  1. The platoon commander will form up the platoon with the command "FALL IN."

  2. The platoon commander will then give the command "Open Ranks, MARCH." When the command is given, cadets in the 1st squad will take two steps forward, cadets in 2nd squad will take one step forward, cadets in 3rd squad will stand fast (take no steps), 4th squad will take two half-steps back, and 5th squad will take four half-steps back. Regardless of how many squads there are, the steps taken will be the same. Whenever cadets' heels come together to stop moving, they will automatically perform a dress right, dress (3rd squad performs dress right, dress as soon as the command for open ranks is given).

  3. The platoon commander will then move in the most direct manner over to first squad to check the alignment of the squad. If a cadet is not properly aligned to the squad leader, the platoon commander will address them by element to adjust them. For example, if the 4th cadet in the squad is too far back then the platoon commander would say "4th element up" until they were aligned, at which point the platoon commander would say "Steady." Once all the cadets in the squad have been checked, the platoon commander will say "First Squad, Steady" and then face left, taking two full size steps and then a half step to ensure that the 2nd squad is the proper 70 inch distance from the 1st squad. The platoon commander will then proceed to do the same for 2nd squad and so on until the alignment of all squads have been corrected.
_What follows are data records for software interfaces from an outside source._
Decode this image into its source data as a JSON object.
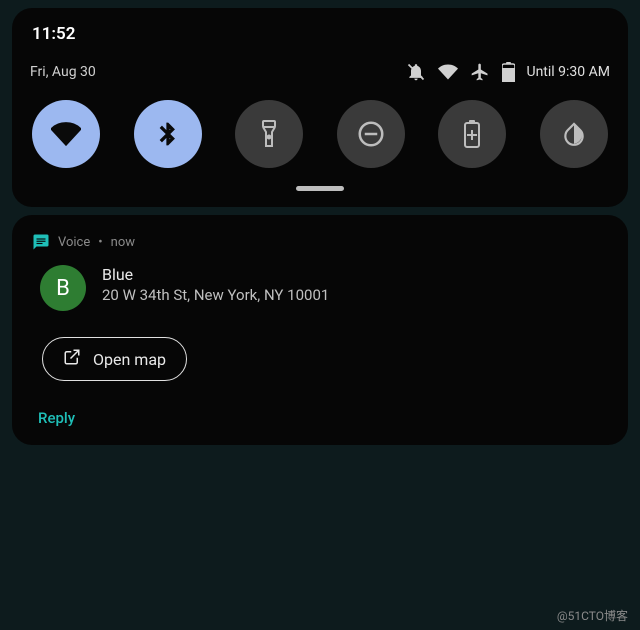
{
  "statusbar": {
    "time": "11:52",
    "date": "Fri, Aug 30",
    "until": "Until 9:30 AM"
  },
  "quicksettings": {
    "tiles": [
      {
        "name": "wifi",
        "on": true
      },
      {
        "name": "bluetooth",
        "on": true
      },
      {
        "name": "flashlight",
        "on": false
      },
      {
        "name": "do-not-disturb",
        "on": false
      },
      {
        "name": "battery-saver",
        "on": false
      },
      {
        "name": "dark-theme",
        "on": false
      }
    ]
  },
  "notification": {
    "app": "Voice",
    "time": "now",
    "avatar_letter": "B",
    "sender": "Blue",
    "message": "20 W 34th St, New York, NY 10001",
    "action_label": "Open map",
    "reply_label": "Reply"
  },
  "watermark": "@51CTO博客"
}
  4. Once the alignment is correct, the platoon commander will march smartly up to a point three paces away from the first squad and face left. Then they will call "READY FRONT; COVER," take one pace forward so that they are in front of the guide (first rank in 1st squad), and face right. (In the classroom setting, the platoon commander will then proceed to inspect the platoon. At a competition or for a more formal inspection such as the Area Manager's Inspection, the platoon commander will give a salute and report in to an inspecting officer who will then inspect the platoon. In this case, the platoon commander will get inspected first and after their inspection will move ahead of the inspecting officer, always being in front of the cadet that will be inspected next by them.)

  5. The first rank in the 1st squad will be the first to be inspected. This is typically the guide but may be the 1st squad leader if there is no guide. When getting inspected the proper procedure is to state "Good morning sir/ma'am, Cadet (name) standing by for personnel inspection sir/ma'am" when the inspector faces you to begin your inspection. During the duration of your inspection it is important that you maintain military bearing and posture, and answer all questions the inspector may ask in a loud, confident voice. Knowledge questions from the PQS will be asked. If you do not know the answer to a question, respond with "This cadet does not know but will endeavor to find out sir/ma'am."

  6. When the first rank in 1st squad begins reporting in for their inspection, the squad leaders behind them will call their squads to "Parade, REST" or "AT EASE" in succession.

  7. Once the 1st squad has been inspected, the inspector will then make their way over to the 2nd squad. As they are moving toward them, the 2nd squad leader will come to attention first and then call "Squad, ATTENTION." As soon as the 2nd squad leader begins reporting in for their inspection, the 1st squad leader will call their squad to "Parade, REST" or "AT EASE."This continues for the remaining squads until the last squad has been inspected.

  8. The platoon commander will then march up from the rear of the platoon, with each squad leader calling their squad to attention as they past. The platoon commander will march to a point three paces from the 1st squad and then face left. They will then give the command "Close Ranks, MARCH." On the command, the 1st squad will stand fast (take no steps), 2nd squad will take one step up, 3rd squad will take two steps up, and so on for the remaining squads. There is NOT a dress right, dress in this movement. (If the inspector is not the platoon commander, then the platoon commander will give a salute and report out to the inspector).

  9. The platoon commander will then move in the most direct manner to be six paces away and centered on the platoon. They will then call "AT EASE" to signal the end of the inspection.